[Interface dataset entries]
-- -- --

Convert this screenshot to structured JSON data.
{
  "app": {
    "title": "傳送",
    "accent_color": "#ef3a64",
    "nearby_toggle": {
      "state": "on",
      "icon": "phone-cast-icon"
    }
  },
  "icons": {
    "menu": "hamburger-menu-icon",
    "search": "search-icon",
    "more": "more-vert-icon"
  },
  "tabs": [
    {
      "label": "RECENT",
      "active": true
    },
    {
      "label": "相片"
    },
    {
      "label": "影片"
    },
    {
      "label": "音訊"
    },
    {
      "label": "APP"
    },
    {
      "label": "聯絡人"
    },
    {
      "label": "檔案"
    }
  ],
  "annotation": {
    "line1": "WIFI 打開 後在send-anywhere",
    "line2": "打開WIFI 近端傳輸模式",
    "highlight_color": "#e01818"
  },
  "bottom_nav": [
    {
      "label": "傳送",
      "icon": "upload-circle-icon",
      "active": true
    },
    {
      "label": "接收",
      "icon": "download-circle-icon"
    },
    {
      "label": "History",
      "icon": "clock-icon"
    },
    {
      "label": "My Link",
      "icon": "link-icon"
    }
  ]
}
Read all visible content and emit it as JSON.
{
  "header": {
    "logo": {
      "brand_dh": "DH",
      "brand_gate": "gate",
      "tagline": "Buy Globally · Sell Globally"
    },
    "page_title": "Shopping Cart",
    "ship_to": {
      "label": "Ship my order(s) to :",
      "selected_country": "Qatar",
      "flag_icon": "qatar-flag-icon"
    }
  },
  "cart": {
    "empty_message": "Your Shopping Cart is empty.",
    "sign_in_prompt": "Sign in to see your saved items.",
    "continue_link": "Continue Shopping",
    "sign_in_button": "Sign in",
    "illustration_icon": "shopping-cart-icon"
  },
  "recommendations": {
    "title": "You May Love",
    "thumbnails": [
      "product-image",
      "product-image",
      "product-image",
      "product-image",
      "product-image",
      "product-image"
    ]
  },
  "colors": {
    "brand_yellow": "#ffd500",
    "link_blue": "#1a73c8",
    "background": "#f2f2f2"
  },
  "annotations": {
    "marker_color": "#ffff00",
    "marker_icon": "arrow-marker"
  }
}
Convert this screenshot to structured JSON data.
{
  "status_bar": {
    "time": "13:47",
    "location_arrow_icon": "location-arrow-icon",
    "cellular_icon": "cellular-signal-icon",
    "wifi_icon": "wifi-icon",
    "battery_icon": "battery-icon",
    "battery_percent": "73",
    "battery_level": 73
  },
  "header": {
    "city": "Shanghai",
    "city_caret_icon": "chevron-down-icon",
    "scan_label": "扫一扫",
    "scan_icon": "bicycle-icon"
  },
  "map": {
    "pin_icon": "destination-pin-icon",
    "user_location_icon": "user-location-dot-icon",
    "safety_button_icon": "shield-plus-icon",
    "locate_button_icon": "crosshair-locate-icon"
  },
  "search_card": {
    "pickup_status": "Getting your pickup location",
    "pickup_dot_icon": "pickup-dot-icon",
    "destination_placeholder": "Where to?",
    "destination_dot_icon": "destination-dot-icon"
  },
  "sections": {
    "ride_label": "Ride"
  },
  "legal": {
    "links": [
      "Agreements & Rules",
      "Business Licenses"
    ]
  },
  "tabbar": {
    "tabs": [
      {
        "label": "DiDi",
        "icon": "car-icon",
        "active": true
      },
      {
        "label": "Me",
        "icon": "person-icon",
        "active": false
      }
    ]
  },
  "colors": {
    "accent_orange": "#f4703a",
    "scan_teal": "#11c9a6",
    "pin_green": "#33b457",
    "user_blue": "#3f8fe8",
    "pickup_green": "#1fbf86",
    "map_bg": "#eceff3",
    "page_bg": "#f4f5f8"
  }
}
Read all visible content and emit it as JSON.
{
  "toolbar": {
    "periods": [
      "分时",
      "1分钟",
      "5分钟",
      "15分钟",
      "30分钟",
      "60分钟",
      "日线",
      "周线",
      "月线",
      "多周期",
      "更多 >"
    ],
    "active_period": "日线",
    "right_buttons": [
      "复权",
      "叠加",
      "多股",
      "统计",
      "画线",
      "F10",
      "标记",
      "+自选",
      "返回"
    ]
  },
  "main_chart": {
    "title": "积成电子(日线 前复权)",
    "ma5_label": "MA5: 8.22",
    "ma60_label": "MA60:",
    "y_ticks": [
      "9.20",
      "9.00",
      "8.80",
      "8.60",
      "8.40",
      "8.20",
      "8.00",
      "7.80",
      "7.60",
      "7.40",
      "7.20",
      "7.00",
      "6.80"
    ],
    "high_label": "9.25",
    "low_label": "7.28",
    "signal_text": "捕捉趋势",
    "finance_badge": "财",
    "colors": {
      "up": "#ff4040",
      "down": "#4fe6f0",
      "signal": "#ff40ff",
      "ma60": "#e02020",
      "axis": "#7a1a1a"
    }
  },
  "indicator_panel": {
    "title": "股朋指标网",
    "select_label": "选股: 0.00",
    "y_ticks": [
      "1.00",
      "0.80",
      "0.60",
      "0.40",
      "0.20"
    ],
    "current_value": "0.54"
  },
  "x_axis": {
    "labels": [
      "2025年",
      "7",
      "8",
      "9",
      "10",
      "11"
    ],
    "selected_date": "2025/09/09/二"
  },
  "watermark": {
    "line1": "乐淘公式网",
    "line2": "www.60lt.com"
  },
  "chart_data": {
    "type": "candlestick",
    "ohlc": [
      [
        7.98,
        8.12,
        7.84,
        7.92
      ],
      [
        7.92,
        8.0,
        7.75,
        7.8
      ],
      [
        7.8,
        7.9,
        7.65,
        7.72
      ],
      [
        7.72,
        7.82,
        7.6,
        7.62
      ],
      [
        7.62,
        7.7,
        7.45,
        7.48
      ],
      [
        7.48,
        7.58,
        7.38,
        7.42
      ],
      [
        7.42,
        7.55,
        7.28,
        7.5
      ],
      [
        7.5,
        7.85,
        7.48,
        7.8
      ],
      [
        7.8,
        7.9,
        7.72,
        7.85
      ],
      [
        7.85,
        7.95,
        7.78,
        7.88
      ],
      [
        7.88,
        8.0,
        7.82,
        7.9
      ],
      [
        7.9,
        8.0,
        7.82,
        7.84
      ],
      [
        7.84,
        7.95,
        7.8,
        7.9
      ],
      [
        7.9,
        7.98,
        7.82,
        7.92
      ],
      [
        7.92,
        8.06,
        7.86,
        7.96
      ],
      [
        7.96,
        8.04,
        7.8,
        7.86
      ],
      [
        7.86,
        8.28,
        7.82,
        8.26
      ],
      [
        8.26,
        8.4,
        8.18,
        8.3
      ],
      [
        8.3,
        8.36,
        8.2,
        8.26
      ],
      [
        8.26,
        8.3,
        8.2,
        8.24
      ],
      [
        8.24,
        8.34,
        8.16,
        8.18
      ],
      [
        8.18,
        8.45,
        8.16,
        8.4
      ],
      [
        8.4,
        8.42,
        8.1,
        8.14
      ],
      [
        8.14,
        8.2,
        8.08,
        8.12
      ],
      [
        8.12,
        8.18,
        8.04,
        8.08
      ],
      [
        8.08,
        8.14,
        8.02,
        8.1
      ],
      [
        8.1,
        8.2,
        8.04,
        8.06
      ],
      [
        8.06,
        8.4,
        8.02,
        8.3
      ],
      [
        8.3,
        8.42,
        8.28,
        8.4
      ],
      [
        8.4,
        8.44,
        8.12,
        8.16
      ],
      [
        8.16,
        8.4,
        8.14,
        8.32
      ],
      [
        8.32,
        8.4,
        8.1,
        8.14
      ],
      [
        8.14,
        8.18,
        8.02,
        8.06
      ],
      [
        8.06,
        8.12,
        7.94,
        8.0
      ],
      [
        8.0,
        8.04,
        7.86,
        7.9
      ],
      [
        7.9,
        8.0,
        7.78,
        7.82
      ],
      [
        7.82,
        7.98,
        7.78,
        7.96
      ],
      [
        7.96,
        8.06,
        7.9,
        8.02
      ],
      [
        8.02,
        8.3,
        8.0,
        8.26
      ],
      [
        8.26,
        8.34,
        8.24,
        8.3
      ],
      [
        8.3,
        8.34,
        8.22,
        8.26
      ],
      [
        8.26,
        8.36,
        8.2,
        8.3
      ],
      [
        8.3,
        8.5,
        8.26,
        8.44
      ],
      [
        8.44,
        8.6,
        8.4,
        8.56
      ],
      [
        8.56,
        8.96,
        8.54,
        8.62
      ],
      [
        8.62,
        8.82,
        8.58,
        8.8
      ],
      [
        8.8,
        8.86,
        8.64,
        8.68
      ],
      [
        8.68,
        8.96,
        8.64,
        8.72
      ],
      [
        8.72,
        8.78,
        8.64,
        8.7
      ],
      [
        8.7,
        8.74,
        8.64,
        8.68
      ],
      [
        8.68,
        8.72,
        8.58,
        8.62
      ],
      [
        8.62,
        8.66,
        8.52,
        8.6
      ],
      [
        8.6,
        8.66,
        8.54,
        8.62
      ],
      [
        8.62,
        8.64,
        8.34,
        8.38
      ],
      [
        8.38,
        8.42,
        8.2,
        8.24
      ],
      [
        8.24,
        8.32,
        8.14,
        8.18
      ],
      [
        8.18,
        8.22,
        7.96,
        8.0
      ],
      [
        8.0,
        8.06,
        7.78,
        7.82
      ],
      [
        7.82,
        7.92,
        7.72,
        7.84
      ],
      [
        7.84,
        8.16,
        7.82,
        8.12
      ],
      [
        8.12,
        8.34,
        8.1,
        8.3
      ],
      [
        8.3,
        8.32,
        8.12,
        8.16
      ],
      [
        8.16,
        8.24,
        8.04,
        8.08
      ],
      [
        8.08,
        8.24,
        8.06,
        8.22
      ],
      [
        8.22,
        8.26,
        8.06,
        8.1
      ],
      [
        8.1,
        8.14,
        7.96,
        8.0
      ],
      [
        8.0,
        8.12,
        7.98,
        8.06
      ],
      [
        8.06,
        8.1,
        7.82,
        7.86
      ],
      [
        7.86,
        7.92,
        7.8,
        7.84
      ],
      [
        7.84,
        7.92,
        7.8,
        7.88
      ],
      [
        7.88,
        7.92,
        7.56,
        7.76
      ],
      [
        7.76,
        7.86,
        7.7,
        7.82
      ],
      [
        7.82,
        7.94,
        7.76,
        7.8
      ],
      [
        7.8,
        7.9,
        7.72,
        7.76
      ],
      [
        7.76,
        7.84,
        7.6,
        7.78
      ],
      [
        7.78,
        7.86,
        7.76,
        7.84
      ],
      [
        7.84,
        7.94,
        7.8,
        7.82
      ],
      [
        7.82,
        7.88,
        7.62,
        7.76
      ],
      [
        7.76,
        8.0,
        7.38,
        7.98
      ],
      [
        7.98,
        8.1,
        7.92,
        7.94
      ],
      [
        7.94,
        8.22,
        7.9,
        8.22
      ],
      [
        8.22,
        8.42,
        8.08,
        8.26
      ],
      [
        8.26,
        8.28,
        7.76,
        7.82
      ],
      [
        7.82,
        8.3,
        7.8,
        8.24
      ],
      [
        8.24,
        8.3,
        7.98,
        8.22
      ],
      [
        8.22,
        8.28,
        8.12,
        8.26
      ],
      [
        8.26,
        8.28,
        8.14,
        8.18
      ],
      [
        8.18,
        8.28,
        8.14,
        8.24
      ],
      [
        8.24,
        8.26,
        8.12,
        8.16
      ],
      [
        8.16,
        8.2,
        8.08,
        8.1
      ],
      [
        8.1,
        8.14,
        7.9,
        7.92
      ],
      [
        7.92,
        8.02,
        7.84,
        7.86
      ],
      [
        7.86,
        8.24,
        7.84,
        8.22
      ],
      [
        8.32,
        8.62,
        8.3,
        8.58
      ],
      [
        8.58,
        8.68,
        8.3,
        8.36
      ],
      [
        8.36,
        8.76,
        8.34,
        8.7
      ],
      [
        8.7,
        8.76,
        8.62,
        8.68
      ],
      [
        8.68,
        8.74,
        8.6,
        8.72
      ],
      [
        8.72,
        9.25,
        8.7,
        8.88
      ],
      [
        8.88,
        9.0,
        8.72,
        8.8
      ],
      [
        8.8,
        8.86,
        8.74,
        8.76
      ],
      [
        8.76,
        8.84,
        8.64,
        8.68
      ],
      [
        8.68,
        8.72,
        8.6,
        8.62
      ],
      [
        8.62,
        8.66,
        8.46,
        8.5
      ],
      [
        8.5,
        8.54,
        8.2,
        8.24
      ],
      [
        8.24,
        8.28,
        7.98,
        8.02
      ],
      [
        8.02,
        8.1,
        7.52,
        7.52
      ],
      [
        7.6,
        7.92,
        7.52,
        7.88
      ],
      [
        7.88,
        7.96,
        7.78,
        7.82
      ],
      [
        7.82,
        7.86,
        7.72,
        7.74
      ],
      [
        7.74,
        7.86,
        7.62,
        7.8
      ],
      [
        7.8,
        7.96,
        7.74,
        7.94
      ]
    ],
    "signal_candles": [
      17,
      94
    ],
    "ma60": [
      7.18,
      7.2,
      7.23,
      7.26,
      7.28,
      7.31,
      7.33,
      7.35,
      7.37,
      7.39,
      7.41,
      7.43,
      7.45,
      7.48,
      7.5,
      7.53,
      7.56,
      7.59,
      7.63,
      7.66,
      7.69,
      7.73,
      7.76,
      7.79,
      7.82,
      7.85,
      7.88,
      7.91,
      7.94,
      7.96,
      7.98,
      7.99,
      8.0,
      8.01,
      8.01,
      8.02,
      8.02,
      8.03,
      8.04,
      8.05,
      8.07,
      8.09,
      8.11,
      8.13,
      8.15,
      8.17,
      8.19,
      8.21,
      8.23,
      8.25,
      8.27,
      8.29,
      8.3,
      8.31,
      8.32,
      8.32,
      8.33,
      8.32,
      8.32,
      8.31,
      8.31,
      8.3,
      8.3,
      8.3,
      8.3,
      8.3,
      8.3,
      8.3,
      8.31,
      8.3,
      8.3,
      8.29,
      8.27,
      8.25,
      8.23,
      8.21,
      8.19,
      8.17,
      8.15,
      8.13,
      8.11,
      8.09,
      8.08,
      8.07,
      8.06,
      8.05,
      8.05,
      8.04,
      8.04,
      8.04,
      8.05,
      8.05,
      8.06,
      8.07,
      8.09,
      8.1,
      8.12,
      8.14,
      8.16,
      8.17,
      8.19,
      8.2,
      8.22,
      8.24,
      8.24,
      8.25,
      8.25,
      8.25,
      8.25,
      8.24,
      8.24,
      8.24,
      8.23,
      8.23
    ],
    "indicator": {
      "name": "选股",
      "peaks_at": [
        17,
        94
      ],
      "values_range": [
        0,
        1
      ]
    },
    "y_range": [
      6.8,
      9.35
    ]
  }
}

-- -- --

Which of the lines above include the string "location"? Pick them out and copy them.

    "location_arrow_icon": "location-arrow-icon",
    "user_location_icon": "user-location-dot-icon",
    "pickup_status": "Getting your pickup location",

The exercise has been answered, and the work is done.